- _Task_
Start to finish, the listing must be rewritten exactly.

────────────────────

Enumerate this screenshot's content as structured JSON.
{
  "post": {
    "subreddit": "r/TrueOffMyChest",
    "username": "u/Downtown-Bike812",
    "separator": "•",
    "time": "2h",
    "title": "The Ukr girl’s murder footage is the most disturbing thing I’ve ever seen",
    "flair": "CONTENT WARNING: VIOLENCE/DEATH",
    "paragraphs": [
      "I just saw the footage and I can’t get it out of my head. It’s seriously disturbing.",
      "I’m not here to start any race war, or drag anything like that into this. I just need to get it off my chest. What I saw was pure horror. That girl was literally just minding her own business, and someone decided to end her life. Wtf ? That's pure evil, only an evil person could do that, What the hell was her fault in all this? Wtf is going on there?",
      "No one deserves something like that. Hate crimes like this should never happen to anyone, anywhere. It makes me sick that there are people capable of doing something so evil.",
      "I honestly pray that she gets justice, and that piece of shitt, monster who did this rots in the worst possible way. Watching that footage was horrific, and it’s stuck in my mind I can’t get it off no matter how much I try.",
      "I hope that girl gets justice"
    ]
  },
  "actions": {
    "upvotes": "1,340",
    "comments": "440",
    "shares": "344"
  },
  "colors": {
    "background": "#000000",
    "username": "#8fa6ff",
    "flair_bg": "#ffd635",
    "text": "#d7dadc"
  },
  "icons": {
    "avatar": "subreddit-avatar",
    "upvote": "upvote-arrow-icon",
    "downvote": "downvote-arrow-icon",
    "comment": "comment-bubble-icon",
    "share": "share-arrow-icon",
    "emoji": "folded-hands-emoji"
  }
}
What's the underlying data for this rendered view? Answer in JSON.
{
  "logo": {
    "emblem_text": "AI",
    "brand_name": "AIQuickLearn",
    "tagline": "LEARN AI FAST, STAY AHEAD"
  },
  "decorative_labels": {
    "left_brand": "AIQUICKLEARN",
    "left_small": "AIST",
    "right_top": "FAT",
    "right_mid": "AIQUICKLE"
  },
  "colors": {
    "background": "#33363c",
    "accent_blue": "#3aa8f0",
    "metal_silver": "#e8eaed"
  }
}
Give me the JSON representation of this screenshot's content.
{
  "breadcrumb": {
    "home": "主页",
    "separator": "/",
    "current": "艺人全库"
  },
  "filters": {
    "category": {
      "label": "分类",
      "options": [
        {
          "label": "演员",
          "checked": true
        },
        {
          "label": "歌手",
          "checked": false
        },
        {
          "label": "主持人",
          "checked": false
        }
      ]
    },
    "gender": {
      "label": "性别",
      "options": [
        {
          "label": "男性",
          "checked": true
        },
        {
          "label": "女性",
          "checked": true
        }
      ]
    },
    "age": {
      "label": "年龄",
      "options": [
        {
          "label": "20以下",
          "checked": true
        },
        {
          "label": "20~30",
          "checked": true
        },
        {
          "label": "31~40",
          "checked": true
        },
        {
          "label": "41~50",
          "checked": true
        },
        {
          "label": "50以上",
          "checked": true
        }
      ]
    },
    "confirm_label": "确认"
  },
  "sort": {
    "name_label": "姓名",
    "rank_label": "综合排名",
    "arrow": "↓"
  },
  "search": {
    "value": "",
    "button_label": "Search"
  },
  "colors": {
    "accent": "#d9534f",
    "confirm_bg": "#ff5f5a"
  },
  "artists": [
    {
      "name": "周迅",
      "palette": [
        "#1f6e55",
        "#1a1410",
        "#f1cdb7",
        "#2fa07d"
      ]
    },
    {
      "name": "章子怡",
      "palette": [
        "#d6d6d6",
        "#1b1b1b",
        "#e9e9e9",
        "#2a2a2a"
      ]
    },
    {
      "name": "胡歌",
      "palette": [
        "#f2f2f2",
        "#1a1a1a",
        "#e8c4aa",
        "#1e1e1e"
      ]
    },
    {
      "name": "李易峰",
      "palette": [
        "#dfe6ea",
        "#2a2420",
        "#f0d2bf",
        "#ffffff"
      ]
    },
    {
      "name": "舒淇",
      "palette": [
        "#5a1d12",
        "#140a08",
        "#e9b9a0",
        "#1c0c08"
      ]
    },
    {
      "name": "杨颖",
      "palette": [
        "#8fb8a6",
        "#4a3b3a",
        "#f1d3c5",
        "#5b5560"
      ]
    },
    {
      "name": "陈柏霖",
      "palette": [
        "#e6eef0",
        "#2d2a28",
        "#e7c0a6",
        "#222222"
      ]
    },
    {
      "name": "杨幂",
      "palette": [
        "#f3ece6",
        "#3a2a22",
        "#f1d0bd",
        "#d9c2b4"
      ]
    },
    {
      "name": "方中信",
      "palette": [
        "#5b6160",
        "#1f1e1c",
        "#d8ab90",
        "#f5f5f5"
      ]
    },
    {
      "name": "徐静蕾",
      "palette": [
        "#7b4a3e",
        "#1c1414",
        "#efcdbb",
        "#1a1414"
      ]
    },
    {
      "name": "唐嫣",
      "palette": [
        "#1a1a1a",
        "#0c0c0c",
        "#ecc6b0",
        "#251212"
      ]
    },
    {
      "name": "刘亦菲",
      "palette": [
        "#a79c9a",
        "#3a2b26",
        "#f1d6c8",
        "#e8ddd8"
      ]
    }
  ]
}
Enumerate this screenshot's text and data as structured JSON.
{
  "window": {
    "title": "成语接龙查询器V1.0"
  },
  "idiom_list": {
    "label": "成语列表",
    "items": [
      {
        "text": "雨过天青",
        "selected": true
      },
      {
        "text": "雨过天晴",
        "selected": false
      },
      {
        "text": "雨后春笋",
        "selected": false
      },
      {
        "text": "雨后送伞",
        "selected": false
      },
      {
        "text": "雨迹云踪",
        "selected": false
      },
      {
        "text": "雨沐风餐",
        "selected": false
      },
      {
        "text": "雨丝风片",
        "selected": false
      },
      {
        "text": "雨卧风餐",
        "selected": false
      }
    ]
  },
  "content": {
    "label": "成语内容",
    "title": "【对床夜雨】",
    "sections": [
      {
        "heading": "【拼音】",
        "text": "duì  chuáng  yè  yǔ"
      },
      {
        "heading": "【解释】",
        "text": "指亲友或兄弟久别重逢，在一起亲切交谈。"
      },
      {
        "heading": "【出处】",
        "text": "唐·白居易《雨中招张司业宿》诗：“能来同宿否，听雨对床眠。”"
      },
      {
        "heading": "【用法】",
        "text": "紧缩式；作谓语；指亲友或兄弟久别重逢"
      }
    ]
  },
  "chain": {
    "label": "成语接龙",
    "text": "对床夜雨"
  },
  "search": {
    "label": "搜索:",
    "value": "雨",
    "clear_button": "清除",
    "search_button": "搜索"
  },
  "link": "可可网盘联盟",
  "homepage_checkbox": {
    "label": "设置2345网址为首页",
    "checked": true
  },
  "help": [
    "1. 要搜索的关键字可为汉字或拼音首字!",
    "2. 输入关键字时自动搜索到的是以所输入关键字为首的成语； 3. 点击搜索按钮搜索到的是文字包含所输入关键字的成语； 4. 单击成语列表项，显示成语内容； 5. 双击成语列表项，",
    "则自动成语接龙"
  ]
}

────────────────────

- _Task answer_
Enumerate this screenshot's content as structured JSON.
{
  "post": {
    "subreddit": "r/TrueOffMyChest",
    "username": "u/Downtown-Bike812",
    "separator": "•",
    "time": "2h",
    "title": "The Ukr girl’s murder footage is the most disturbing thing I’ve ever seen",
    "flair": "CONTENT WARNING: VIOLENCE/DEATH",
    "paragraphs": [
      "I just saw the footage and I can’t get it out of my head. It’s seriously disturbing.",
      "I’m not here to start any race war, or drag anything like that into this. I just need to get it off my chest. What I saw was pure horror. That girl was literally just minding her own business, and someone decided to end her life. Wtf ? That's pure evil, only an evil person could do that, What the hell was her fault in all this? Wtf is going on there?",
      "No one deserves something like that. Hate crimes like this should never happen to anyone, anywhere. It makes me sick that there are people capable of doing something so evil.",
      "I honestly pray that she gets justice, and that piece of shitt, monster who did this rots in the worst possible way. Watching that footage was horrific, and it’s stuck in my mind I can’t get it off no matter how much I try.",
      "I hope that girl gets justice"
    ]
  },
  "actions": {
    "upvotes": "1,340",
    "comments": "440",
    "shares": "344"
  },
  "colors": {
    "background": "#000000",
    "username": "#8fa6ff",
    "flair_bg": "#ffd635",
    "text": "#d7dadc"
  },
  "icons": {
    "avatar": "subreddit-avatar",
    "upvote": "upvote-arrow-icon",
    "downvote": "downvote-arrow-icon",
    "comment": "comment-bubble-icon",
    "share": "share-arrow-icon",
    "emoji": "folded-hands-emoji"
  }
}
What's the underlying data for this rendered view? Answer in JSON.
{
  "logo": {
    "emblem_text": "AI",
    "brand_name": "AIQuickLearn",
    "tagline": "LEARN AI FAST, STAY AHEAD"
  },
  "decorative_labels": {
    "left_brand": "AIQUICKLEARN",
    "left_small": "AIST",
    "right_top": "FAT",
    "right_mid": "AIQUICKLE"
  },
  "colors": {
    "background": "#33363c",
    "accent_blue": "#3aa8f0",
    "metal_silver": "#e8eaed"
  }
}
Give me the JSON representation of this screenshot's content.
{
  "breadcrumb": {
    "home": "主页",
    "separator": "/",
    "current": "艺人全库"
  },
  "filters": {
    "category": {
      "label": "分类",
      "options": [
        {
          "label": "演员",
          "checked": true
        },
        {
          "label": "歌手",
          "checked": false
        },
        {
          "label": "主持人",
          "checked": false
        }
      ]
    },
    "gender": {
      "label": "性别",
      "options": [
        {
          "label": "男性",
          "checked": true
        },
        {
          "label": "女性",
          "checked": true
        }
      ]
    },
    "age": {
      "label": "年龄",
      "options": [
        {
          "label": "20以下",
          "checked": true
        },
        {
          "label": "20~30",
          "checked": true
        },
        {
          "label": "31~40",
          "checked": true
        },
        {
          "label": "41~50",
          "checked": true
        },
        {
          "label": "50以上",
          "checked": true
        }
      ]
    },
    "confirm_label": "确认"
  },
  "sort": {
    "name_label": "姓名",
    "rank_label": "综合排名",
    "arrow": "↓"
  },
  "search": {
    "value": "",
    "button_label": "Search"
  },
  "colors": {
    "accent": "#d9534f",
    "confirm_bg": "#ff5f5a"
  },
  "artists": [
    {
      "name": "周迅",
      "palette": [
        "#1f6e55",
        "#1a1410",
        "#f1cdb7",
        "#2fa07d"
      ]
    },
    {
      "name": "章子怡",
      "palette": [
        "#d6d6d6",
        "#1b1b1b",
        "#e9e9e9",
        "#2a2a2a"
      ]
    },
    {
      "name": "胡歌",
      "palette": [
        "#f2f2f2",
        "#1a1a1a",
        "#e8c4aa",
        "#1e1e1e"
      ]
    },
    {
      "name": "李易峰",
      "palette": [
        "#dfe6ea",
        "#2a2420",
        "#f0d2bf",
        "#ffffff"
      ]
    },
    {
      "name": "舒淇",
      "palette": [
        "#5a1d12",
        "#140a08",
        "#e9b9a0",
        "#1c0c08"
      ]
    },
    {
      "name": "杨颖",
      "palette": [
        "#8fb8a6",
        "#4a3b3a",
        "#f1d3c5",
        "#5b5560"
      ]
    },
    {
      "name": "陈柏霖",
      "palette": [
        "#e6eef0",
        "#2d2a28",
        "#e7c0a6",
        "#222222"
      ]
    },
    {
      "name": "杨幂",
      "palette": [
        "#f3ece6",
        "#3a2a22",
        "#f1d0bd",
        "#d9c2b4"
      ]
    },
    {
      "name": "方中信",
      "palette": [
        "#5b6160",
        "#1f1e1c",
        "#d8ab90",
        "#f5f5f5"
      ]
    },
    {
      "name": "徐静蕾",
      "palette": [
        "#7b4a3e",
        "#1c1414",
        "#efcdbb",
        "#1a1414"
      ]
    },
    {
      "name": "唐嫣",
      "palette": [
        "#1a1a1a",
        "#0c0c0c",
        "#ecc6b0",
        "#251212"
      ]
    },
    {
      "name": "刘亦菲",
      "palette": [
        "#a79c9a",
        "#3a2b26",
        "#f1d6c8",
        "#e8ddd8"
      ]
    }
  ]
}
Enumerate this screenshot's text and data as structured JSON.
{
  "window": {
    "title": "成语接龙查询器V1.0"
  },
  "idiom_list": {
    "label": "成语列表",
    "items": [
      {
        "text": "雨过天青",
        "selected": true
      },
      {
        "text": "雨过天晴",
        "selected": false
      },
      {
        "text": "雨后春笋",
        "selected": false
      },
      {
        "text": "雨后送伞",
        "selected": false
      },
      {
        "text": "雨迹云踪",
        "selected": false
      },
      {
        "text": "雨沐风餐",
        "selected": false
      },
      {
        "text": "雨丝风片",
        "selected": false
      },
      {
        "text": "雨卧风餐",
        "selected": false
      }
    ]
  },
  "content": {
    "label": "成语内容",
    "title": "【对床夜雨】",
    "sections": [
      {
        "heading": "【拼音】",
        "text": "duì  chuáng  yè  yǔ"
      },
      {
        "heading": "【解释】",
        "text": "指亲友或兄弟久别重逢，在一起亲切交谈。"
      },
      {
        "heading": "【出处】",
        "text": "唐·白居易《雨中招张司业宿》诗：“能来同宿否，听雨对床眠。”"
      },
      {
        "heading": "【用法】",
        "text": "紧缩式；作谓语；指亲友或兄弟久别重逢"
      }
    ]
  },
  "chain": {
    "label": "成语接龙",
    "text": "对床夜雨"
  },
  "search": {
    "label": "搜索:",
    "value": "雨",
    "clear_button": "清除",
    "search_button": "搜索"
  },
  "link": "可可网盘联盟",
  "homepage_checkbox": {
    "label": "设置2345网址为首页",
    "checked": true
  },
  "help": [
    "1. 要搜索的关键字可为汉字或拼音首字!",
    "2. 输入关键字时自动搜索到的是以所输入关键字为首的成语； 3. 点击搜索按钮搜索到的是文字包含所输入关键字的成语； 4. 单击成语列表项，显示成语内容； 5. 双击成语列表项，",
    "则自动成语接龙"
  ]
}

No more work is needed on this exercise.